Yes, my history background is weak, though I am actively making it stronger. But, I didn't know that steamboats played a part in the Civil War. As I read about the character's experience on the steamboat and then fighting in the battle, I wished that I had a relative who'd worked on a steamboat on the Mississippi River.
|Lookout Steamer on the Tennessee River ca. 1860-1865|
public domain image by Mathew Brady found on Wikipedia
According to "Tennessee Online," the "Union Naval Fleet deployed to the Battle of Shiloh was the largest assembled and said to exceed the Spanish Armada in number. It included 14 armed river boats and 153 steamboats."
C. R. Viney was married to Augusta "Gussie" Viney who was a daughter of my great, great, great grandfather, Guenther Werther. Gussie was born in Germany and came to America as a young girl. (Her brother, Kenny, is the father of Ollie (Werther) Crockett whose murder I wrote about in my last post.)
According to his obituary in The Wichita Beacon dated March 15, 1902, "Mr. Viney was born in Toronto, Canada, in 1839. He moved to the United States when still a young man and secured a position as a sailor on a Mississippi river steamboat.... When the civil war broke out, the boat on which [he was] working was purchased by the government for a dispatch boat and [he] remained with it throughout the war. The vessel took an active part in the battles of Vicksburg and Shilo and in several others of historical importance."

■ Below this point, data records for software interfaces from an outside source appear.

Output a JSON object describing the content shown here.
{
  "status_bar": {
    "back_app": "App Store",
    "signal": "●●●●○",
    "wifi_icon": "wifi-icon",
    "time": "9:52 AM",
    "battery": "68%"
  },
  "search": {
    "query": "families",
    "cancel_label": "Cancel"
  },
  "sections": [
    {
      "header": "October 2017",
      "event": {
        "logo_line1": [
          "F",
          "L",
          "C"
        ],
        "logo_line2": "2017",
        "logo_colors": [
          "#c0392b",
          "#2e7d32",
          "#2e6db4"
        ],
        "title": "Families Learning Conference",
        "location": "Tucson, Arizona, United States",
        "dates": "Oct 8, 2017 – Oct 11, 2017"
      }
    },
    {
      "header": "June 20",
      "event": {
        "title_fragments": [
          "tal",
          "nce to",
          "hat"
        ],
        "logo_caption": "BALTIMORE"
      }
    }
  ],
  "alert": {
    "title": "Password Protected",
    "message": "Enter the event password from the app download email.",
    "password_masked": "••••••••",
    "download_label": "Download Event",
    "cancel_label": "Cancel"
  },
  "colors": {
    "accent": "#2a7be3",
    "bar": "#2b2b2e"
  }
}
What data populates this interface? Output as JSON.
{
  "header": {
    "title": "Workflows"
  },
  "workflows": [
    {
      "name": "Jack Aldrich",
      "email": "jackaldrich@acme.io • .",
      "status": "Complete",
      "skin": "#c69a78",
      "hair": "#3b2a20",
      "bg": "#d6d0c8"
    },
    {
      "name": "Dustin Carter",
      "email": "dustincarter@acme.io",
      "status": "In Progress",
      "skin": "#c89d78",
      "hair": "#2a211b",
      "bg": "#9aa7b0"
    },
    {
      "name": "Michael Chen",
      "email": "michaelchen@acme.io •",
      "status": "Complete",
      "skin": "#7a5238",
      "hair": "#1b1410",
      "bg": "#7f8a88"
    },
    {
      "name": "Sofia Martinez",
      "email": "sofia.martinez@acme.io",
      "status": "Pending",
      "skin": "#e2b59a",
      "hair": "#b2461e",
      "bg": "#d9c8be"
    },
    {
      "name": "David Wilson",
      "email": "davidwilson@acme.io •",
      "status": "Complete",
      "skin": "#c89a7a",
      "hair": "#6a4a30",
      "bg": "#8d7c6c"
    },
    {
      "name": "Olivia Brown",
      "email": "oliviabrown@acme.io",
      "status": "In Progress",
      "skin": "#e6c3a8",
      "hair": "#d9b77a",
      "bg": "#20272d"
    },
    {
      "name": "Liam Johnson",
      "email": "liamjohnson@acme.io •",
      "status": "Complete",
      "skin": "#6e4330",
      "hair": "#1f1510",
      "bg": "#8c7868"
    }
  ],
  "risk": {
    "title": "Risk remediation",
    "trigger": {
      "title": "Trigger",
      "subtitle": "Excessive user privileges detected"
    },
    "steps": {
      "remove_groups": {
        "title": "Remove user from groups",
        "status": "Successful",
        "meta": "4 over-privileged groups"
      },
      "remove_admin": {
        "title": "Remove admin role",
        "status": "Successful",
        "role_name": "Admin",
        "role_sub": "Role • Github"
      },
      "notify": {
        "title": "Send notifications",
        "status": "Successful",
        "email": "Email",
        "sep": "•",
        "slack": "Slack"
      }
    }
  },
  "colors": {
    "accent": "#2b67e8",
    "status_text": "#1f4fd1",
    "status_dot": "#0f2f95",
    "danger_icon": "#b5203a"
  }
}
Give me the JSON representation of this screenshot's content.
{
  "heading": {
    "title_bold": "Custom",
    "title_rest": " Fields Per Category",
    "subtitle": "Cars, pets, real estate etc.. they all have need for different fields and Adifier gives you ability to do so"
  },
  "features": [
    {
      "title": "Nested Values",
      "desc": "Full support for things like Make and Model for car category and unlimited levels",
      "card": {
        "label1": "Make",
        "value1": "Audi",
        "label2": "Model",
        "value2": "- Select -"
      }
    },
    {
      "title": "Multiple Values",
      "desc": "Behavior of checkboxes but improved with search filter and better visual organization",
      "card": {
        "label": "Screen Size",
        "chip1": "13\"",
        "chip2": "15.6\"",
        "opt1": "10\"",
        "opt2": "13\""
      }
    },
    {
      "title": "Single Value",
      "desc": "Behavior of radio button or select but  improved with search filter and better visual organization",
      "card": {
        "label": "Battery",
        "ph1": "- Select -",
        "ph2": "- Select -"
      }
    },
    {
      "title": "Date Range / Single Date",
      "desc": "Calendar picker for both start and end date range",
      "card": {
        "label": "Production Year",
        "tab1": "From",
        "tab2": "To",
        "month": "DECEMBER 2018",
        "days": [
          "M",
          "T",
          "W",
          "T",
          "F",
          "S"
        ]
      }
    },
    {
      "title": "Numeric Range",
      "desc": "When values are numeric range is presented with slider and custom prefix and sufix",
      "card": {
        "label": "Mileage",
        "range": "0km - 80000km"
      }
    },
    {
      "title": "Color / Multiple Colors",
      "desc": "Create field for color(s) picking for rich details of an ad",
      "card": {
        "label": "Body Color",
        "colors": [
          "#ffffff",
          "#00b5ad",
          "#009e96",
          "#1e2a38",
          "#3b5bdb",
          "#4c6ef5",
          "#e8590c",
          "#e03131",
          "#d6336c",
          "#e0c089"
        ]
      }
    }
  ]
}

I can't wait to uncover more of C. R.'s interesting life! I am looking for his military records and seeing if I can find any more newspaper clippings. Newspapers.com is my favorite genealogical tool lately. You never know what you'll discover!
Do we share common ancestors? I'd love to talk! Please leave a comment or email me at firstname.lastname@example.org
Another Pioneer, The Wichita Beacon, 15 Mar 1902, page 5, column 1, digital image newspapers.com, (http://www.newspapers.com; accessed 30 Oct 2014)